Why Read at home?
“Parents make the greatest difference to achievement through supporting their child’s learning in the home rather than supporting activities in school.”
(National Literacy Trust)
Common sense, as well as a wealth of research, tells us that regular reading at home leads to a child improving as a reader faster. However, we appreciate the challenge of juggling family life with home learning! We hope the following information, ideas and links will make it easier.
When to read?
Family life can be frantic and the list of jobs to be done can seem never ending! Often reading with your child is one job that gets pushed aside. But do not despair; reading can be done anytime, anywhere. Below are some ways you can squeeze in some reading time:
- Siblings reading to each other – can they read a younger sibling’s bedtime story?
- Your child can read to anyone – aunt, uncle, friend, neighbour, another pupil etc.
- You can read the road signs to each other, posters or adverts displayed on shop windows.
- Use sub-titles on the TV and turn the sound off (although you may not be very popular!)
- Your child can read the shopping list to you as you shop.
- Your child can read the school letters to you that are sent home.
- Can they read the note you’ve left them on the fridge?
What makes a good reader?
When we asked the children this question we were met with a variety of answers ranging from having the ability to sound out words to being able to read aloud clearly. At Malin Bridge Primary, we want all our children to be fluent, accurate, have a sound understanding so they can learn from what they read but also enjoy reading.
Our Reading Skills Booklet provides a more in-depth breakdown of the progression of skills for our young readers.
How do I help my child to read?
- Read with them little and often.
- Model a good reader – read newspapers, bedtime stories, visit the library, ENJOY READING!
- Prompt children on a range of skills they can use to understand the text: looking for any picture clues, sounding out any unknown words, reading around the sentence to try and find the meaning of a word, predicting what they think will happen.
- Allow them to read books or comics they are interested in.
- Play some reading games with the children. Some suggestions can be found here.
We have held EYFS and KS1 Reading Workshops in previous years and the presentations and supporting booklets used are available to download below. If you have any questions regarding their content, please speak to your child’s class teacher or Chris Hague: email@example.com

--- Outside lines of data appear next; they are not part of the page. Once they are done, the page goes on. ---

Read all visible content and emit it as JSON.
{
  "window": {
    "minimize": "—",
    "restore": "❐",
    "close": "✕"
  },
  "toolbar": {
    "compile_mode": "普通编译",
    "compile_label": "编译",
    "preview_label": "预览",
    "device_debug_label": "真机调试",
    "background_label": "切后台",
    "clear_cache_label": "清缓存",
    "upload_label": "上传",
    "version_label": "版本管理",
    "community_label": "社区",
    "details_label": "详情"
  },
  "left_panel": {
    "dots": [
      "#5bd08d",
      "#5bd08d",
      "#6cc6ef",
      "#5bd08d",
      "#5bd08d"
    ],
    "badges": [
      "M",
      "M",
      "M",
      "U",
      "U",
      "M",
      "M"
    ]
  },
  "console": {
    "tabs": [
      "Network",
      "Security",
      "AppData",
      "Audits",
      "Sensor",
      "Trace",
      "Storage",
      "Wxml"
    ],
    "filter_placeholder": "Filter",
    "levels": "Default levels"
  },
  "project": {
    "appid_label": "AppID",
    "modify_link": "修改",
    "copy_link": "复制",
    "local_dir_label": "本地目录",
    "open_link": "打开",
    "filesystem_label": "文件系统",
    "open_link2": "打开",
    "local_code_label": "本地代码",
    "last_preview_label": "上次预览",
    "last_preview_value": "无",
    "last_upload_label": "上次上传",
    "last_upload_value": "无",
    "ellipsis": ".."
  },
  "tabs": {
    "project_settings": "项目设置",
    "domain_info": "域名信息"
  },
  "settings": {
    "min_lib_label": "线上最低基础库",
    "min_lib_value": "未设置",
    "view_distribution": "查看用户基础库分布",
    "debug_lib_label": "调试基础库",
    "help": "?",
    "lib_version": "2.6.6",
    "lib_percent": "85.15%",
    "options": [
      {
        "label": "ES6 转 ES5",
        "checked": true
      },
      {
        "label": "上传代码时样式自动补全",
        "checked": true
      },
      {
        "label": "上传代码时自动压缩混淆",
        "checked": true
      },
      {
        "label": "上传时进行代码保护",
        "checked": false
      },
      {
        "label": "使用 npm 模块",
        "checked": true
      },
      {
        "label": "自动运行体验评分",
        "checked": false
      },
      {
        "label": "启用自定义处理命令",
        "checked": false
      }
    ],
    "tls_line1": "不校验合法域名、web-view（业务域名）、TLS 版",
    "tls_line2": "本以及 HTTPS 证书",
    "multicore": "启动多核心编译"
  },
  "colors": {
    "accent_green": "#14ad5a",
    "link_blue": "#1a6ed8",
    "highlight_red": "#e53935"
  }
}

How does school help my child to read?
We want your child to read any text, understand any text and interpret any text. We want your child to not just be able to read but to have the skills to learn from what they read. We have designed our Reading Vipers to help children remember the different aspects of reading and analysing texts.
We also want to inspire children into a world of life long reading and as a result we promote reading in various ways. Some of the ways we do this are by celebrating World Book Day, hosting book fairs, establishing links with the local library, paired reading classes, and purchasing a reading scheme (Bug Club) that allows children to access eBooks online. In addition, we also use the Phonics Bug phonics and reading scheme and Oxford Reading Tree reading scheme.
Bug Club Reading Scheme
Every child has their own Bug Club log in details which allows them to access a wide range of fiction and non-fiction books set by their teacher. Questions offer additional challenge and aim to assess children’s level of understanding. The benefits of this scheme mean that children can immediately access the next book when they have finished one and are able to receive virtual rewards for each book they have read. Children can also take home books from school as well as making use of Bug Club.
What should my child read?
The National Literacy Trust provides recommended booklists for various ages on their website, please take a look!
How can I use TV and film to improve my child’s inference and deduction skills?
Often during our reading lessons, we use video to practise the harder reading skills of inference and deduction. This works well as it allows all children to develop their level of understanding without having the barrier of reading. Below are some examples that you could use with your child. You could also make up your own questions to go with your child’s favourite film.
Pixar film – Lifted (KS2)
For questions related to Lifted click here.